If the presence of shallow expansive clay is not discovered and addressed properly prior to new construction, it will likely be felt by the structure throughout its serviceable life. Once movement is activated, very little can be done to permanently arrest it. The local Yazoo clay can experience volume increases of over 200%, and generate up to 25,000 pounds per square foot of swell pressure. Given the typical house generally weighs between 200 to 375 pounds per square foot, depending upon the number of stories, the net result is the expansive Yazoo clay under swelling conditions can exert as much as 50 times the upward pressure on a foundation as the load of the foundation imparts to the ground. This is similar, though not to nearly the same degree, as other expansive clays in Mississippi. In other words it is very easy for the Yazoo clay, or other expansive clays, to lift and shift the foundation elements of a house. True to form the Yazoo clay can undergo significant shrinkage if subjected to drying as well. Cases I have seen locally have exhibited foundation movement up to 10 to 12 inches and more in extreme cases, with movement of 3 to 5 inches not uncommon. A lot of money can be spent on "foundation repair" and leveling slabs, however despite what you may be told, there is very little that can be done to arrest the shrink/swell movement of the clay once it has started. This is primarily because the movement is typically cyclic with changing seasonal weather and it is very difficult at best to prevent moisture fluctuation in soil.
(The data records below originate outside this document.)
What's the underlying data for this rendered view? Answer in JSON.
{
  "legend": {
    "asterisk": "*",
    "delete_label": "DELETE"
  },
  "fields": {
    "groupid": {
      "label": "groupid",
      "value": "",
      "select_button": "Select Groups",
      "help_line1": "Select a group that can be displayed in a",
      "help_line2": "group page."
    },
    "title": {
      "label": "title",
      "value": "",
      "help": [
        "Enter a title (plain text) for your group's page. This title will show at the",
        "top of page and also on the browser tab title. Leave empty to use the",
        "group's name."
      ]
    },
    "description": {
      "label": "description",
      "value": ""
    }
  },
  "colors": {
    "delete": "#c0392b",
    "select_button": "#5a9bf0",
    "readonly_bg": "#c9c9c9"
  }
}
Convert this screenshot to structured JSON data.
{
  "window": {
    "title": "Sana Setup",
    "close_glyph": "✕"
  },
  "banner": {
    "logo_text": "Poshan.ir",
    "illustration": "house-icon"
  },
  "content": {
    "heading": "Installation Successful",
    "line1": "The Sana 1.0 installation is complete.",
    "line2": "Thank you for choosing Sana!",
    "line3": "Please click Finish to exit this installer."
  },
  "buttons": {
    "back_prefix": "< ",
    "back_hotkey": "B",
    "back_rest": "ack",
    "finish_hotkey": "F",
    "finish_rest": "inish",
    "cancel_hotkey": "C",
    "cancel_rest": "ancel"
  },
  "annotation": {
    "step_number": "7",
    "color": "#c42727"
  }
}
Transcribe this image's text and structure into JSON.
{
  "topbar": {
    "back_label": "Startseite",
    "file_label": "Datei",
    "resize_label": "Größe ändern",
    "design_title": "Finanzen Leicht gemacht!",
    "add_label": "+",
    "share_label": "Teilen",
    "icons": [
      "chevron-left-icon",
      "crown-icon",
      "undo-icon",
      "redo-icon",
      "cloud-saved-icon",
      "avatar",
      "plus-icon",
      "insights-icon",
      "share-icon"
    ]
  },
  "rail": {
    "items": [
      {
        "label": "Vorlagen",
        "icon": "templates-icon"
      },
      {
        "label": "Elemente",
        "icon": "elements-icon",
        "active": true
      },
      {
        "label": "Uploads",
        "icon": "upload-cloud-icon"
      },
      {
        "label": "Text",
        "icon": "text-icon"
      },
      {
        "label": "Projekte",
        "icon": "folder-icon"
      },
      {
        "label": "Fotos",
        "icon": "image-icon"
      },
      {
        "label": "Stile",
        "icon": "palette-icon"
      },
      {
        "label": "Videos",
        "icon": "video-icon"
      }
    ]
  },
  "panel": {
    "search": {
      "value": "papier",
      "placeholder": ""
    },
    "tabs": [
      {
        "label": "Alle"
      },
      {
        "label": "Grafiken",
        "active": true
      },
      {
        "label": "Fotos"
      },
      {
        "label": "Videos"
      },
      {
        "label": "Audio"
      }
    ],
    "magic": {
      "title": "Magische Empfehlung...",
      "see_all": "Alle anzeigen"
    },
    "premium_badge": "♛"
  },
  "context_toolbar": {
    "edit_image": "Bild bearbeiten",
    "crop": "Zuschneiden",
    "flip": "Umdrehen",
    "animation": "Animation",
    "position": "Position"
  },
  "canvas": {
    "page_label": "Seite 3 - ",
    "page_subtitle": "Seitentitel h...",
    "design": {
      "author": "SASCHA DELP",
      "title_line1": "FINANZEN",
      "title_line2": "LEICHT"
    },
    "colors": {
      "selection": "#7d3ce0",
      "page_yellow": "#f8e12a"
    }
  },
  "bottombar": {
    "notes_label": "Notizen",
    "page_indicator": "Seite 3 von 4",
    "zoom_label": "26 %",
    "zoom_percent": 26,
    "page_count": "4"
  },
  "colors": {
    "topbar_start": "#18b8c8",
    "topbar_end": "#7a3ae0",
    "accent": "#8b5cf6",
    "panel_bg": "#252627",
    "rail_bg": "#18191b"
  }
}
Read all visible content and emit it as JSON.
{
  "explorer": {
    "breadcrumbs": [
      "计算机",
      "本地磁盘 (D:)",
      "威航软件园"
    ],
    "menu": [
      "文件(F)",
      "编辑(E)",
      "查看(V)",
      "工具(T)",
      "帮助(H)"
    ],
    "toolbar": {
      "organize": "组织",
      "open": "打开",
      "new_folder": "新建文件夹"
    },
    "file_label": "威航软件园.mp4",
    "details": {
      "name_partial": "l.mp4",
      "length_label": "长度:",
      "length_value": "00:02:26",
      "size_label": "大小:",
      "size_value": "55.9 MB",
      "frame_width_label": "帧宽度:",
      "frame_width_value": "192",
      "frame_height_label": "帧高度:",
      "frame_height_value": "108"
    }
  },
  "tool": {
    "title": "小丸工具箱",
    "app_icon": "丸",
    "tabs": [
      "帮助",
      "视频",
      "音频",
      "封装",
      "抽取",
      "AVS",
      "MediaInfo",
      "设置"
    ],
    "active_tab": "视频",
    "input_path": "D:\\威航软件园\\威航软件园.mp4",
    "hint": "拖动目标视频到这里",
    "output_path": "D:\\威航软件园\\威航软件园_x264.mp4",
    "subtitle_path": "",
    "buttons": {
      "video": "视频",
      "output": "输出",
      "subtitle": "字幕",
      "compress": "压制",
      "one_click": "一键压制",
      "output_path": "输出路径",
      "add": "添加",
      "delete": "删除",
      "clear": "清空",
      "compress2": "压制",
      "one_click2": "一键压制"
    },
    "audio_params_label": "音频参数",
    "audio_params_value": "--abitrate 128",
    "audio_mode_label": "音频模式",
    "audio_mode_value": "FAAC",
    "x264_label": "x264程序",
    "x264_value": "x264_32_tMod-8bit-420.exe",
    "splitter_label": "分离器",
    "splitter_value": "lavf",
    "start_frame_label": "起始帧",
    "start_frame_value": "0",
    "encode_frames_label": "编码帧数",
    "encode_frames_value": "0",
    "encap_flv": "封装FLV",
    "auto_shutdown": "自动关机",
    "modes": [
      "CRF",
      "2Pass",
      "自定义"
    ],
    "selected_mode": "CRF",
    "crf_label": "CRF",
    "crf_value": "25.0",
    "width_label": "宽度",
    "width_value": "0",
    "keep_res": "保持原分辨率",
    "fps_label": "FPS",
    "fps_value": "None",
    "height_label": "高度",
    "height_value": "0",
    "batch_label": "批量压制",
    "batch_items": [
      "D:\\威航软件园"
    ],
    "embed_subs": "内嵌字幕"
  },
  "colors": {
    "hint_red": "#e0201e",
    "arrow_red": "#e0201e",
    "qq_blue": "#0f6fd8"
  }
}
The problems associated with the presence of expansive clay can be addressed, and effective engineering can significantly reduce the potential impact of the expansive soils on foundations to tolerable levels. However, the presence of the expansive material must first be verified by effective subsurface exploration.